▶ [Task description]:
Retype the entries exactly, but skip the pictures.

▶ [Data for the task]:

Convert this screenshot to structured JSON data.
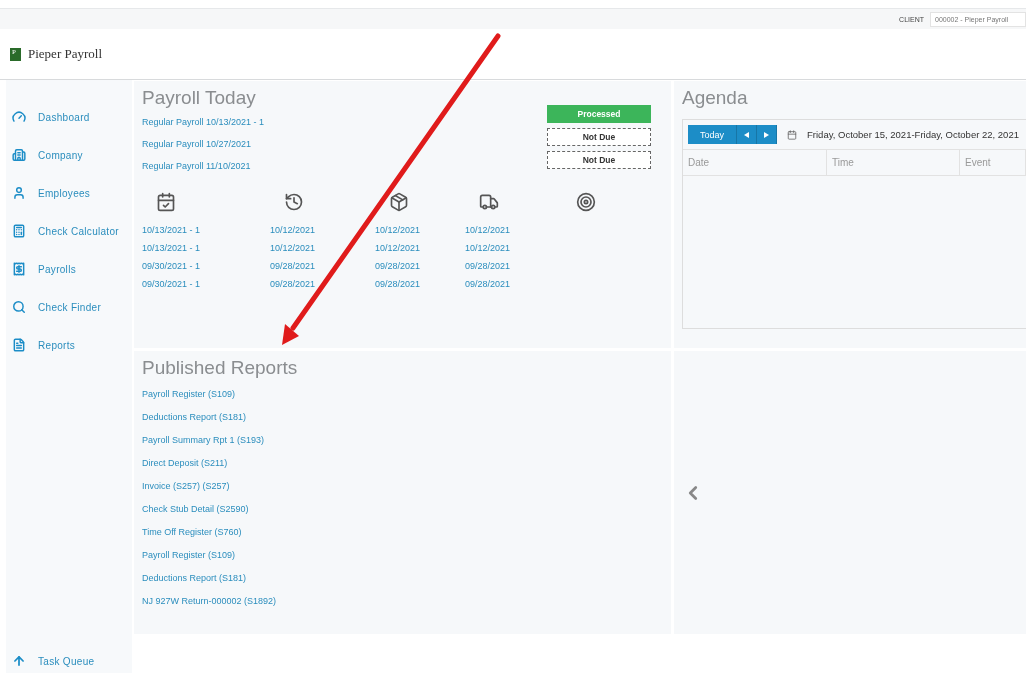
{
  "topbar": {
    "client_label": "CLIENT",
    "client_value": "000002 - Pieper Payroll"
  },
  "brand": {
    "logo_letter": "P",
    "name": "Pieper Payroll"
  },
  "sidebar": {
    "items": [
      {
        "label": "Dashboard",
        "kind": "gauge"
      },
      {
        "label": "Company",
        "kind": "building"
      },
      {
        "label": "Employees",
        "kind": "person"
      },
      {
        "label": "Check Calculator",
        "kind": "calculator"
      },
      {
        "label": "Payrolls",
        "kind": "payroll"
      },
      {
        "label": "Check Finder",
        "kind": "search"
      },
      {
        "label": "Reports",
        "kind": "report"
      }
    ],
    "footer_item": {
      "label": "Task Queue"
    }
  },
  "payroll_today": {
    "title": "Payroll Today",
    "payrolls": [
      {
        "name": "Regular Payroll 10/13/2021 - 1",
        "status": "Processed",
        "kind": "processed"
      },
      {
        "name": "Regular Payroll 10/27/2021",
        "status": "Not Due",
        "kind": "not_due"
      },
      {
        "name": "Regular Payroll 11/10/2021",
        "status": "Not Due",
        "kind": "not_due"
      }
    ],
    "columns": [
      {
        "kind": "calendar"
      },
      {
        "kind": "history"
      },
      {
        "kind": "box"
      },
      {
        "kind": "truck"
      },
      {
        "kind": "target"
      }
    ],
    "rows": [
      [
        "10/13/2021 - 1",
        "10/12/2021",
        "10/12/2021",
        "10/12/2021"
      ],
      [
        "10/13/2021 - 1",
        "10/12/2021",
        "10/12/2021",
        "10/12/2021"
      ],
      [
        "09/30/2021 - 1",
        "09/28/2021",
        "09/28/2021",
        "09/28/2021"
      ],
      [
        "09/30/2021 - 1",
        "09/28/2021",
        "09/28/2021",
        "09/28/2021"
      ]
    ]
  },
  "agenda": {
    "title": "Agenda",
    "today_button": "Today",
    "range": "Friday, October 15, 2021-Friday, October 22, 2021",
    "columns": [
      "Date",
      "Time",
      "Event"
    ]
  },
  "published_reports": {
    "title": "Published Reports",
    "items": [
      "Payroll Register (S109)",
      "Deductions Report (S181)",
      "Payroll Summary Rpt 1 (S193)",
      "Direct Deposit (S211)",
      "Invoice (S257) (S257)",
      "Check Stub Detail (S2590)",
      "Time Off Register (S760)",
      "Payroll Register (S109)",
      "Deductions Report (S181)",
      "NJ 927W Return-000002 (S1892)"
    ]
  }
}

▶ [Response below]:
Convert this screenshot to structured JSON data.
{
  "topbar": {
    "client_label": "CLIENT",
    "client_value": "000002 - Pieper Payroll"
  },
  "brand": {
    "logo_letter": "P",
    "name": "Pieper Payroll"
  },
  "sidebar": {
    "items": [
      {
        "label": "Dashboard",
        "kind": "gauge"
      },
      {
        "label": "Company",
        "kind": "building"
      },
      {
        "label": "Employees",
        "kind": "person"
      },
      {
        "label": "Check Calculator",
        "kind": "calculator"
      },
      {
        "label": "Payrolls",
        "kind": "payroll"
      },
      {
        "label": "Check Finder",
        "kind": "search"
      },
      {
        "label": "Reports",
        "kind": "report"
      }
    ],
    "footer_item": {
      "label": "Task Queue"
    }
  },
  "payroll_today": {
    "title": "Payroll Today",
    "payrolls": [
      {
        "name": "Regular Payroll 10/13/2021 - 1",
        "status": "Processed",
        "kind": "processed"
      },
      {
        "name": "Regular Payroll 10/27/2021",
        "status": "Not Due",
        "kind": "not_due"
      },
      {
        "name": "Regular Payroll 11/10/2021",
        "status": "Not Due",
        "kind": "not_due"
      }
    ],
    "columns": [
      {
        "kind": "calendar"
      },
      {
        "kind": "history"
      },
      {
        "kind": "box"
      },
      {
        "kind": "truck"
      },
      {
        "kind": "target"
      }
    ],
    "rows": [
      [
        "10/13/2021 - 1",
        "10/12/2021",
        "10/12/2021",
        "10/12/2021"
      ],
      [
        "10/13/2021 - 1",
        "10/12/2021",
        "10/12/2021",
        "10/12/2021"
      ],
      [
        "09/30/2021 - 1",
        "09/28/2021",
        "09/28/2021",
        "09/28/2021"
      ],
      [
        "09/30/2021 - 1",
        "09/28/2021",
        "09/28/2021",
        "09/28/2021"
      ]
    ]
  },
  "agenda": {
    "title": "Agenda",
    "today_button": "Today",
    "range": "Friday, October 15, 2021-Friday, October 22, 2021",
    "columns": [
      "Date",
      "Time",
      "Event"
    ]
  },
  "published_reports": {
    "title": "Published Reports",
    "items": [
      "Payroll Register (S109)",
      "Deductions Report (S181)",
      "Payroll Summary Rpt 1 (S193)",
      "Direct Deposit (S211)",
      "Invoice (S257) (S257)",
      "Check Stub Detail (S2590)",
      "Time Off Register (S760)",
      "Payroll Register (S109)",
      "Deductions Report (S181)",
      "NJ 927W Return-000002 (S1892)"
    ]
  }
}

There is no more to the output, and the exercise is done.